3 - 4 credits

Prerequisites

BIO 102 Min Grade C-

BIO 399Q Special Topics in Biology: Mammalogy-Adaptation, Diversity and Ecology of Mammals

Course Description: This course will cover the major aspects of mammalian biology emphasizing evolution, structure, function, behavior, ecology and biogeography.

3 credits

Prerequisites

BIO 102 Min Grade D

BIO 399S Topics in Biology: Urban Field Ecology

Course Description: This course studies the flora of the metropolitan habitat. Discussions will include desirable and undesirable species. Course involves lectures, field trips and student projects growing plants in an urban horticultural setting using various growth media and under various conditions.
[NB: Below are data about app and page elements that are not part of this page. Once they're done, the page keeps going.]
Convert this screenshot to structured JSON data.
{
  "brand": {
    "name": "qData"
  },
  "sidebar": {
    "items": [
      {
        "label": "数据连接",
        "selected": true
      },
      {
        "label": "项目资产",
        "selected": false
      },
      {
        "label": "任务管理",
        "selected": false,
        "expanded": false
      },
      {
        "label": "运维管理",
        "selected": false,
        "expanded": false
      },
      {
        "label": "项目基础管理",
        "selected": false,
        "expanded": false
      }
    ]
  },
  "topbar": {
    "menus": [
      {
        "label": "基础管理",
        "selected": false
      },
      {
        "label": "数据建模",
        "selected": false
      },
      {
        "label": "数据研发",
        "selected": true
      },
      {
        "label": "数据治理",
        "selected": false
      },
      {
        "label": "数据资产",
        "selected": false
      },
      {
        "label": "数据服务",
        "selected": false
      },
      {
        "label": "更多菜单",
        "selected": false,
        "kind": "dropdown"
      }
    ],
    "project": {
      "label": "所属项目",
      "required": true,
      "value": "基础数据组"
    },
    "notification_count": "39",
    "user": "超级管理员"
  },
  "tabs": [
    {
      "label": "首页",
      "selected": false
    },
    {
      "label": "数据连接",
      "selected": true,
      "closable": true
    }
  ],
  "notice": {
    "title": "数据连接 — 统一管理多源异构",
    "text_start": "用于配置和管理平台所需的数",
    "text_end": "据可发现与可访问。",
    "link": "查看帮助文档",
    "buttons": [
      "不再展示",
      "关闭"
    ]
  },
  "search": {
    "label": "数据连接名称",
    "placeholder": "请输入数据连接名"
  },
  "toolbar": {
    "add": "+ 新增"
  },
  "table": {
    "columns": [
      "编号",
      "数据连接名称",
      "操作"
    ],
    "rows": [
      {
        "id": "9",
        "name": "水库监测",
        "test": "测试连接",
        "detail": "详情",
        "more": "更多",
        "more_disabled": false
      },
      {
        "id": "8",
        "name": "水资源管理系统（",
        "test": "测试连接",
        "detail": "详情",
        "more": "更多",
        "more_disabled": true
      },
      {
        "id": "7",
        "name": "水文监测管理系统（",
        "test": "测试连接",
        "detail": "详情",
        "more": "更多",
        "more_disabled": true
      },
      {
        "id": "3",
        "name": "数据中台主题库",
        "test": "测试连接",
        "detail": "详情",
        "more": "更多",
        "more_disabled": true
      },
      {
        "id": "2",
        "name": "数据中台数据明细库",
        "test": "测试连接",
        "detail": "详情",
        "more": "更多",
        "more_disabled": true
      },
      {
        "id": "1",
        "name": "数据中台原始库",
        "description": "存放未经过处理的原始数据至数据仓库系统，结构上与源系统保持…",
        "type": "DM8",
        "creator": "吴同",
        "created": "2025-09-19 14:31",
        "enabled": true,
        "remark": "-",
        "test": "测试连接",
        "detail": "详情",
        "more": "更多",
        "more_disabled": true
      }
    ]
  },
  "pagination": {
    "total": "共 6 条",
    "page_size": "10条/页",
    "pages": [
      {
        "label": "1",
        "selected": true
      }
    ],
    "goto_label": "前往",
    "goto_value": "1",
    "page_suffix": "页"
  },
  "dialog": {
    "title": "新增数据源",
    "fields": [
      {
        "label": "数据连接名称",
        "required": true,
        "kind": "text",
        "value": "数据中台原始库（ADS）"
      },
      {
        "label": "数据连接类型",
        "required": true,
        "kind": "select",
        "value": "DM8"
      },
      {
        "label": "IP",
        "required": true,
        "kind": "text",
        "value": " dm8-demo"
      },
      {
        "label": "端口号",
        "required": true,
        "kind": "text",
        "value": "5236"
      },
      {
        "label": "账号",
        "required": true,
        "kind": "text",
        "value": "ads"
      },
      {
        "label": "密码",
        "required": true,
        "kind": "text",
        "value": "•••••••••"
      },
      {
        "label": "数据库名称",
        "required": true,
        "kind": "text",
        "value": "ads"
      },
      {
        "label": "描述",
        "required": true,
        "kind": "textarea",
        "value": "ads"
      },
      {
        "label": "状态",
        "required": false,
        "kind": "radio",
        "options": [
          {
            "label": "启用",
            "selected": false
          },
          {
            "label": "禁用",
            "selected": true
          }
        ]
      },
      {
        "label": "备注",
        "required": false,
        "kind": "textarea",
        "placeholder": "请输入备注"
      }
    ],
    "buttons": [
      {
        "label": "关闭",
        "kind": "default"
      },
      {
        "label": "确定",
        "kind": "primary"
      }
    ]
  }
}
3 credits

Prerequisites

BIO 102 Min Grade D or ENV 212 Min Grade D

BIO 399T Topics in Biology: Research Methods For Ecological Field Studies

Course Description: This course will review the ways in which biological data are collected, analyzed, and reported, so that informed decisions about ecosystem management and conservation can be made. The course will have both classroom and field components and will explore the many techniques employed by biologists to study important phenomena in ecology, such as territory and home range estimates, habitat evaluation, food habits, population viability analysis, population dynamics, GIS mapping, and genetic analyses. We will review both theoretical and methodological controversies associated with obtaining data from organisms.

3 credits

BIO 399U Topic: Plants and People

Course Description Plants play an important role in many cultures from essential building material to hallucinogenic plants used during traditional ceremonies. Plants have also been used to clean contaminated soils in Chernobyl and other places. Learn how people use plants for food, medicine, cosmetics, insecticides, and more.

3 credits

BIO 399V Topic: Basics of Human Anatomy

Course Description: This special topics courses provides an overview of the anatomy of the human body using a systems based presentation. Virtual dissections will be included.

3 credits

BIO 399W Developmental Biology (Lecture)

Course Description: An in depth look at the biology of development.

3 credits

Prerequisites

BIO 335 Min Grade C- or BIO 235 Min Grade C-

BIO 399Y Topic: Marine Biology

Course Description: This course presents basic concepts of marine biology and discusses the effects of human activity on animals and plants.

3 credits

Prerequisites

BIO 102 Min Grade C-

BIO 399Z Topics: Evolutionary Biology

Course Description: This course focuses on the processes of evolution that lead to patterns of biodiversity. Topics covered will include the history of evolutionary theory, paleontology, phylogeny and classification, inheritance, genome evolution of populations, the evolution of communities, specification, and human evolution. Particular emphasis will be paid to the role of evolution in our everyday lives and the practical implications of evolutionary theory to medicine, agriculture, and conservation biology.

Course Rotation: NYC: Fall, odd years. PLV: Fall, odd years.

3 credits

Prerequisites

BIO 102 Min Grade C-